It is unthinkable that this Government has been spearheading the implementation of the CSME and yet some of its rank and file are not demonstrating the spirit of development that we are expected to achieve.
There is no need for a Government Minister to get involved in overturning a decision which had the approval of the former Minister and more than likely the approval of Cabinet too.
This is now a matter between the Establishment and the organisation and unless the Establishment reports to the Minister that the organisation with which Government is seeking to partner is not cooperating or is falling short of its responsibility then the Minister has no grounds to intervene or intercept without calling into question the transparency of such actions.
As we move to seek greater cooperation between Civil Society and Government, matters like these will be held up to scrutiny because they smack of bad faith. They have implications because if you can do it to one then you can do it to all.
We have to move to a new level of governance. We have to develop what could be called “good democratic practices”. We have to understand that elections are about deciding who is best suited to be vested with the authority of Government.
Further the people of Barbados must not be left to feel that politicians, rather than using the authority vested in them to achieve good governance are instead using that authority against any of the people of this country.
The people of Barbados are becoming more and more sophisticated. We are learning fast about what is required to compete in a global environment. Many young people are entering this competitive environment and getting first hand experience about what is required to survive globalisation and are quickly putting it into practice.
Our people are also keeping a keen eye on how Government is operating because they know that they can be either empowered or disempowered by their Government’s decisions.
It is no political secret that the extent to which power or authority can be wielded is defined by the extent to which the people are tolerable to overuse or abuse. Sooner than later ordinary people will seek to influence government in order to survive the global onslaught. Participation is the key.

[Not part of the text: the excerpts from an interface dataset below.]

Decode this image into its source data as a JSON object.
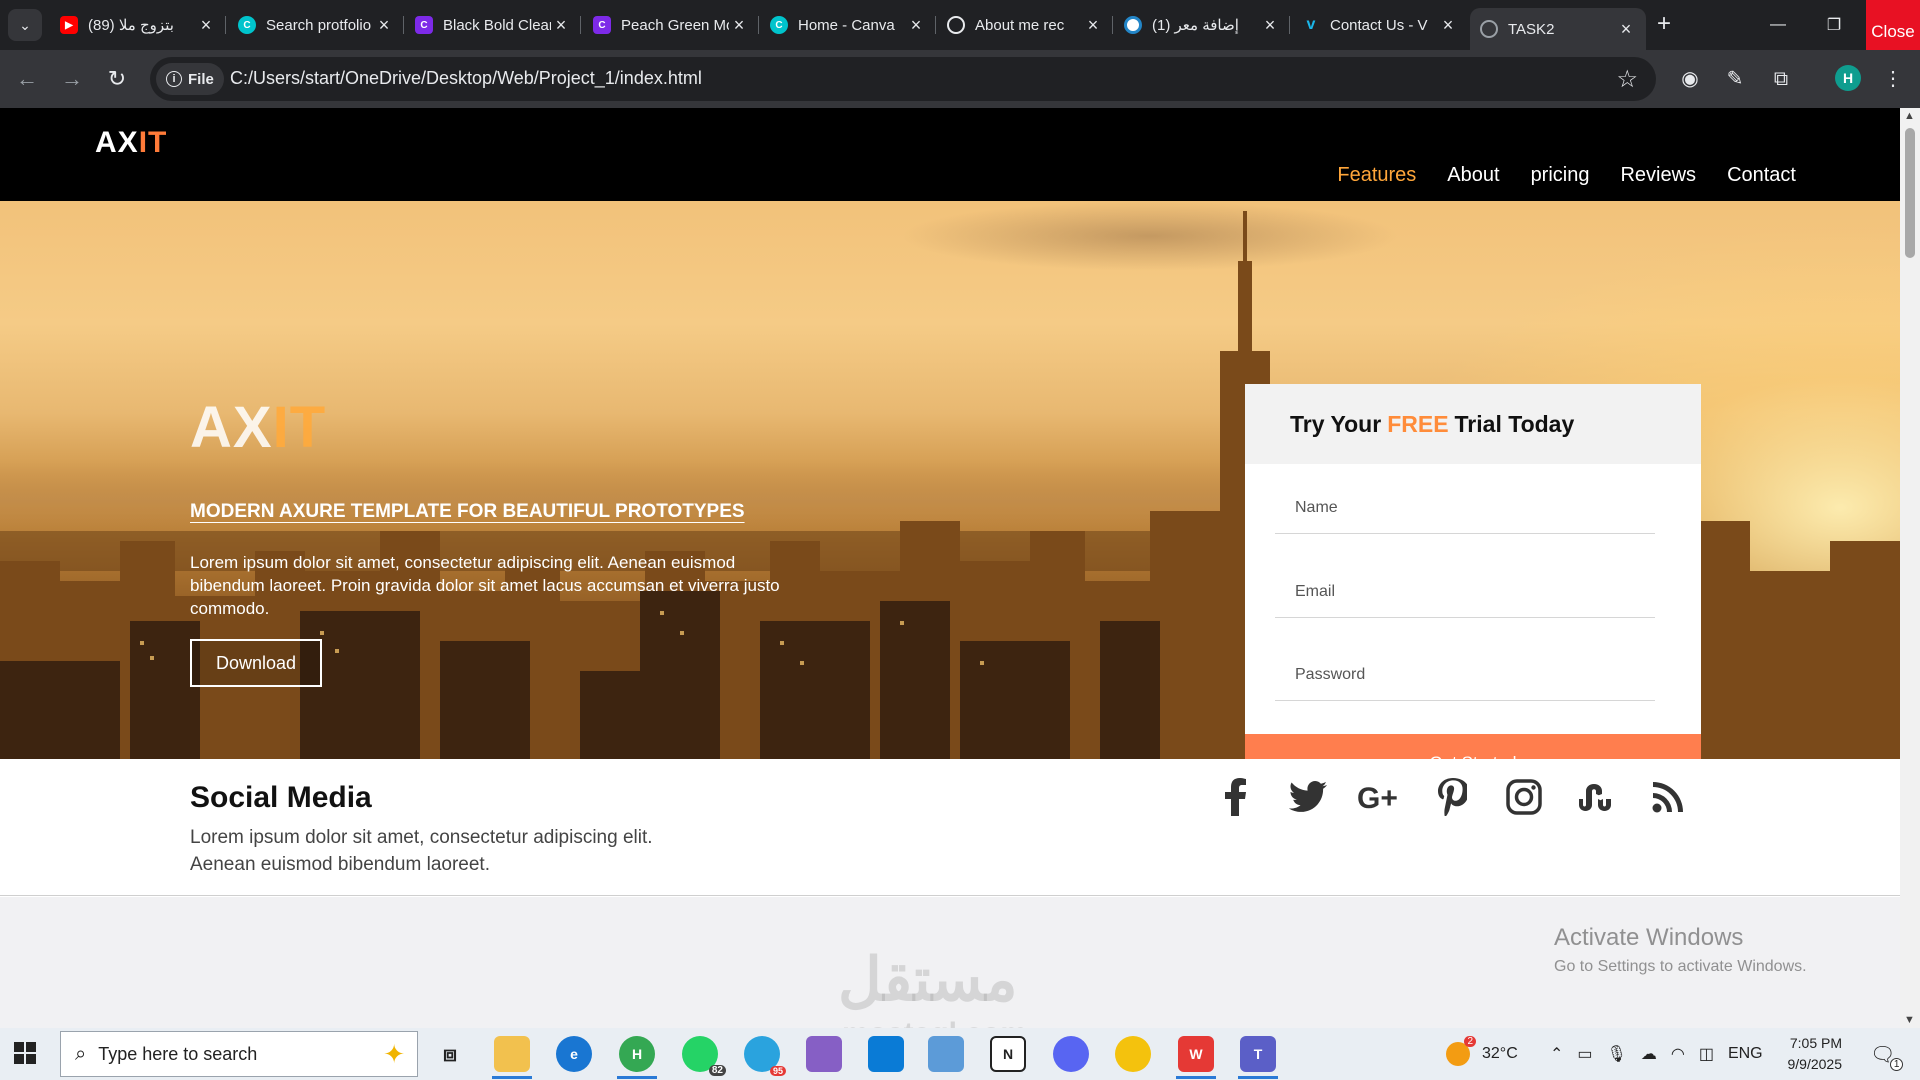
{
  "browser": {
    "tabs": [
      {
        "title": "(89) بتزوج ملا",
        "favicon": "youtube-icon",
        "color": "#ff0000"
      },
      {
        "title": "Search protfolio",
        "favicon": "canva-icon",
        "color": "#00c4cc"
      },
      {
        "title": "Black Bold Clean",
        "favicon": "canva-doc-icon",
        "color": "#7d2ae8"
      },
      {
        "title": "Peach Green Mod",
        "favicon": "canva-doc-icon",
        "color": "#7d2ae8"
      },
      {
        "title": "Home - Canva",
        "favicon": "canva-icon",
        "color": "#00c4cc"
      },
      {
        "title": "About me rec",
        "favicon": "chatgpt-icon",
        "color": "#202124"
      },
      {
        "title": "إضافة معر (1)",
        "favicon": "mostaql-icon",
        "color": "#ffffff"
      },
      {
        "title": "Contact Us - V",
        "favicon": "vimeo-icon",
        "color": "#1ab7ea"
      },
      {
        "title": "TASK2",
        "favicon": "globe-icon",
        "color": "#5f6368"
      }
    ],
    "close_label": "Close",
    "file_chip": "File",
    "url": "C:/Users/start/OneDrive/Desktop/Web/Project_1/index.html",
    "profile_initial": "H"
  },
  "site": {
    "logo": {
      "part1": "AX",
      "part2": "IT"
    },
    "nav": [
      "Features",
      "About",
      "pricing",
      "Reviews",
      "Contact"
    ],
    "hero": {
      "title": {
        "part1": "AX",
        "part2": "IT"
      },
      "subtitle": "MODERN AXURE TEMPLATE FOR BEAUTIFUL PROTOTYPES",
      "text": "Lorem ipsum dolor sit amet, consectetur adipiscing elit. Aenean euismod bibendum laoreet. Proin gravida dolor sit amet lacus accumsan et viverra justo commodo.",
      "button": "Download"
    },
    "trial": {
      "title_before": "Try Your",
      "title_free": "FREE",
      "title_after": "Trial Today",
      "name_placeholder": "Name",
      "email_placeholder": "Email",
      "password_placeholder": "Password",
      "button": "Get Started"
    },
    "social": {
      "title": "Social Media",
      "line1": "Lorem ipsum dolor sit amet, consectetur adipiscing elit.",
      "line2": "Aenean euismod bibendum laoreet.",
      "icons": [
        "facebook-icon",
        "twitter-icon",
        "google-plus-icon",
        "pinterest-icon",
        "instagram-icon",
        "stumbleupon-icon",
        "rss-icon"
      ]
    },
    "accent_color": "#ff7b39",
    "button_color": "#ff7e4e"
  },
  "watermark": {
    "arabic": "مستقل",
    "latin": "mostaql.com"
  },
  "windows": {
    "activate_title": "Activate Windows",
    "activate_text": "Go to Settings to activate Windows."
  },
  "taskbar": {
    "search_placeholder": "Type here to search",
    "whatsapp_badge": "82",
    "telegram_badge": "95",
    "weather_badge": "2",
    "temperature": "32°C",
    "language": "ENG",
    "time": "7:05 PM",
    "date": "9/9/2025",
    "notifications_badge": "1"
  }
}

Therefore opportunities for participation should not be snatched from communities and government going back on its word should not be taken lightly. Since PCW has done everything to comply with Government’s demands to take on this partnership, it is only fitting that they are allowed to fulfill their commitments.